Taking of Private Property ↑
This rule will not effect a taking of private property or otherwise have taking implications under Executive Order 12630, Governmental Actions and Interference with Constitutionally Protected Property Rights.
Civil Justice Reform ↑
This rule meets applicable standards in sections 3(a) and 3(b)(2) of Executive Order 12988, Civil Justice Reform, to minimize litigation, eliminate ambiguity, and reduce burden.
The Coast Guard has considered the environmental impact of this rule and concluded that under figure 2-1, paragraph 34(g), of Commandant Instruction M14475.1D that this rule is categorically excluded from further environmental documentation. A “Categorical Exclusion Determination” is available in the docket for inspection or copying where indicated under ADDRESSES.
Protection of Children ↑
We have analyzed this rule under Executive Order 13045, Protection of Children from Environmental Health Risks and Safety Risks. This rule is not an economically significant rule and does not create an environmental risk to health or risk to safety that may disproportionately affect children.
Indian Tribal Governments ↑
This rule does not have tribal implications under Executive Order 13175, Consultation and Coordination with Indian Tribal Governments, because it does not have a substantial direct effect on one or more Indian tribes, on the relationships between the Federal Government and Indian tribes, or on the distribution of power and responsibilities between the Federal Government and Indian tribes.
Energy Effects ↑
We have analyzed this rule under Executive Order 13211, Actions Concerning Regulations That Significantly Affect Energy Supply, Distribution, or Use. We have determined that it is not a “significant energy action” under Executive Order 12866 and is not likely to have a significant adverse effect on the supply, distribution, or use of energy. It has not been designated by the Administrator of the Office of Information and Regulatory Affairs as a significant energy action. Therefore, it does not require a Statement of Energy Effects under Executive Order 13211.
List of subjects in 33 cfr part 165 ↑
Harbors, Marine safety, Navigation (water), Reports and recordkeeping requirements, Security measures, Waterways.For the reasons discussed in the preamble, the Coast Guard amends 33 CFR part 165, as follows:
Part 165—regulated navigation areas and limited access areas ↑1. The authority citation for part 165 continues to read as follows:
Authority: ↑2. A new temporary section 165.T07-113 is added to read as follows: § 165.T07-113
(a)Regulated area. All waters three miles seaward of the HOVENSA facility waterfront outlined by the following coordinates: 64°45′09″ W, 17°41′32″ N, 64°43′36″ W, 17°38′30″ N, 64°43′36″ W, 17°38′30″ N and 64°43′06″ W, 17°38′42″ N.

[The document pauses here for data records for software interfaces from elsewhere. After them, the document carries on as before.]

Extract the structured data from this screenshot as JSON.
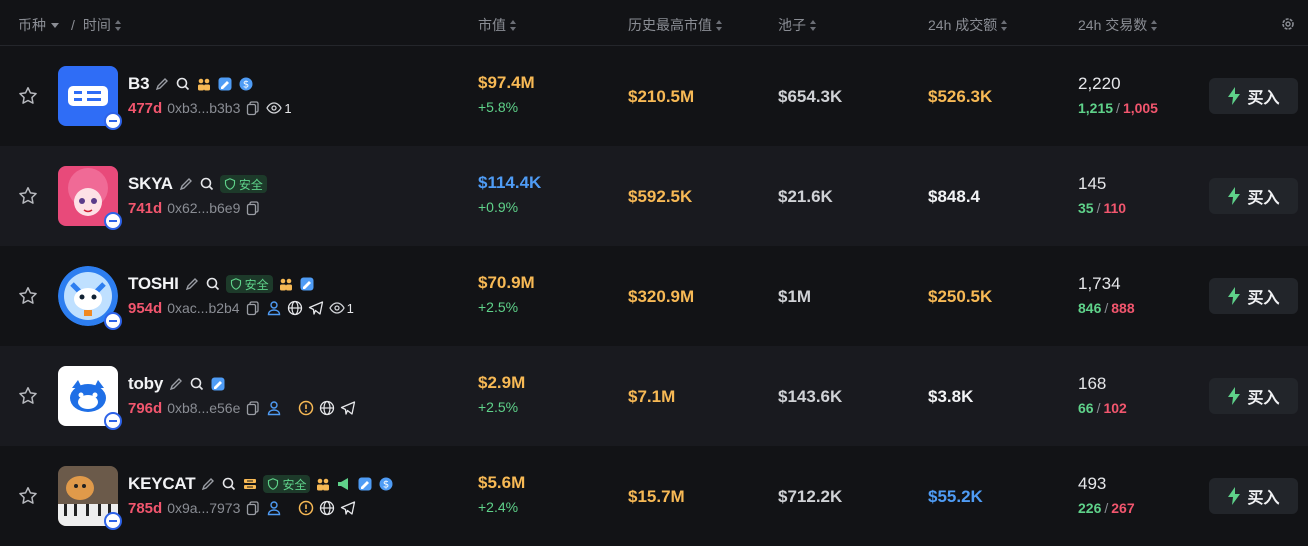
{
  "header": {
    "coin": "币种",
    "time": "时间",
    "market_cap": "市值",
    "ath_market_cap": "历史最高市值",
    "pool": "池子",
    "volume_24h": "24h 成交额",
    "txns_24h": "24h 交易数"
  },
  "colors": {
    "green": "#5fd28a",
    "red": "#f2566e",
    "orange": "#f7b955",
    "blue": "#4f9cf5",
    "white": "#f2f3f5"
  },
  "rows": [
    {
      "name": "B3",
      "age": "477d",
      "address": "0xb3...b3b3",
      "watchers": "1",
      "market_cap": "$97.4M",
      "market_cap_change": "+5.8%",
      "ath": "$210.5M",
      "pool": "$654.3K",
      "volume": "$526.3K",
      "txns": "2,220",
      "buys": "1,215",
      "sells": "1,005",
      "buy_label": "买入"
    },
    {
      "name": "SKYA",
      "age": "741d",
      "address": "0x62...b6e9",
      "safe": "安全",
      "market_cap": "$114.4K",
      "market_cap_change": "+0.9%",
      "ath": "$592.5K",
      "pool": "$21.6K",
      "volume": "$848.4",
      "txns": "145",
      "buys": "35",
      "sells": "110",
      "buy_label": "买入"
    },
    {
      "name": "TOSHI",
      "age": "954d",
      "address": "0xac...b2b4",
      "safe": "安全",
      "watchers": "1",
      "market_cap": "$70.9M",
      "market_cap_change": "+2.5%",
      "ath": "$320.9M",
      "pool": "$1M",
      "volume": "$250.5K",
      "txns": "1,734",
      "buys": "846",
      "sells": "888",
      "buy_label": "买入"
    },
    {
      "name": "toby",
      "age": "796d",
      "address": "0xb8...e56e",
      "market_cap": "$2.9M",
      "market_cap_change": "+2.5%",
      "ath": "$7.1M",
      "pool": "$143.6K",
      "volume": "$3.8K",
      "txns": "168",
      "buys": "66",
      "sells": "102",
      "buy_label": "买入"
    },
    {
      "name": "KEYCAT",
      "age": "785d",
      "address": "0x9a...7973",
      "safe": "安全",
      "market_cap": "$5.6M",
      "market_cap_change": "+2.4%",
      "ath": "$15.7M",
      "pool": "$712.2K",
      "volume": "$55.2K",
      "txns": "493",
      "buys": "226",
      "sells": "267",
      "buy_label": "买入"
    }
  ],
  "sep": "/"
}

(b)Regulations.(1) In accordance with the general regulations in § 165.33 of this part, with the exception of vessels with scheduled arrivals to the HOVENSA Facility, no vessel may enter the regulated area unless specifically authorized by the Captain of the Port San Juan or a Coast Guard commissioned, warrant, or petty officer designated by him, or the HOVENSA Facility Port Captain. The Captain of the Port will notify the public of any changes in the status of this zone by Marine Safety Radio Broadcast on VHF Marine Band Radio, Channel 16 (156.9 Mhz).
(2) The Captain of the Port San Juan can be reached on VHF Marine Band Radio, Channel 16 (156.8 Mhz) or by calling (787) 289-2040, 24 hours a day, 7 days a week. The HOVENSA Facility Port Captain can be reached on VHF Marine Band Radio channel 11 (156.6 Mhz) or by calling (340) 692-3488, 24 hours a day, 7 days a week.
(c)Effective period. This section is effective from 6 p.m. on July 1, 2003 until 11:59 p.m. on December 15, 2003.Dated: June 30, 2003. William J. Uberti, Captain, U.S. Coast Guard, Captain of the Port San Juan.